Economist Mike Walton has an interesting suggestion — that the government eliminate much of the bureaucracy that runs the so-called “entitlement” programs for the poor.
The bureaucracy is there mainly to ensure that the money is spent as intended — some for housing, some for food, some for medical care, and so on. Instead of giving money to the recipients, Walton suggests that the government give them vouchers to pay for whatever it is that the taxpayers are buying for them.
To some extent, the food stamp program does that, since only food can legally be traded for food stamps or bought with the food-stamp program’s debit cards.
Billions of dollars in the salaries of government workers could be saved, or so it seems, by using vouchers instead of cash, for other programs, and it could be done without cutting the handouts.
Dr. Walton writes in a column on this page that these give-away programs cost the government about $522 billion a year, as of two years ago when the latest count was available. That’s enough, he notes, to simply hand over $15,000 each to every man, woman and child below the federal poverty level.
Americans by and large are generous when it comes to government money. Many of them don’t see it as belonging to the taxpayers who earned it, but as a great pool of manna.
None of us want deserving people to go hungry, to be without medical care or to be cold in the winter, and Walton notes that private charitable giving adds $242 billion a year to what the government hands out to the poor.
Walton’s column brings to mind another idea for feeding the hungry. It would save billions in food costs and more billions in administrative costs. And would provide even greater assurance that no American had to go hungry.
Let’s call it Feed the Hungry.
Feed the Hungry would work simply. The government would aside a store of cheap, nonperishable food, and give it away without administering any test of need. There would be no bureaucracy, and that would save billions.
Food stamps, in the states where they have not been replaced by debit-type cards, are sometimes traded illicitly for liquor, dope or cigarettes. Feed the Hungry would eliminate that problem. Food stamps are sometimes illicitly sold, but nothing like that could happen under Feed the Hungry. How could you trade or sell the right to something that is free anyhow?
A family could simply go to the nearest distribution point and get all it wanted. The free nonperishables could be foods like dried vegetables and rice, which are nutritious but cheap. The government could buy them in large quantities for far less than the cost of food stamps.
The diet could get boring but it would fulfill the purpose of preventing hunger. Charities could supplement it with a variety of foods if they wanted to.

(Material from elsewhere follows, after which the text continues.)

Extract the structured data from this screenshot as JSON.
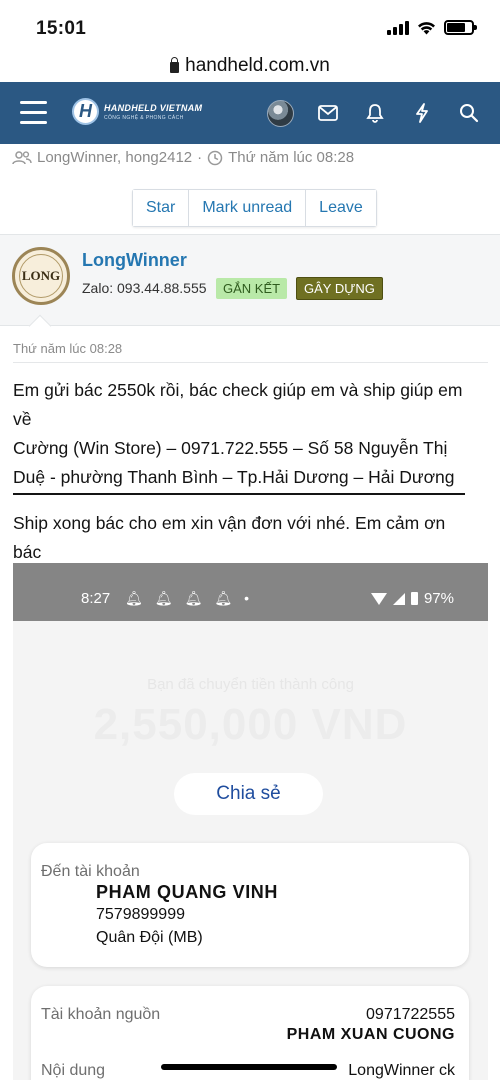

The idea of giving away something without an income test might seem strange to some. But if the goal can be reached more economically and more efficiently, why not consider it?
Published in Editorials on August 17, 2004 10:52 AM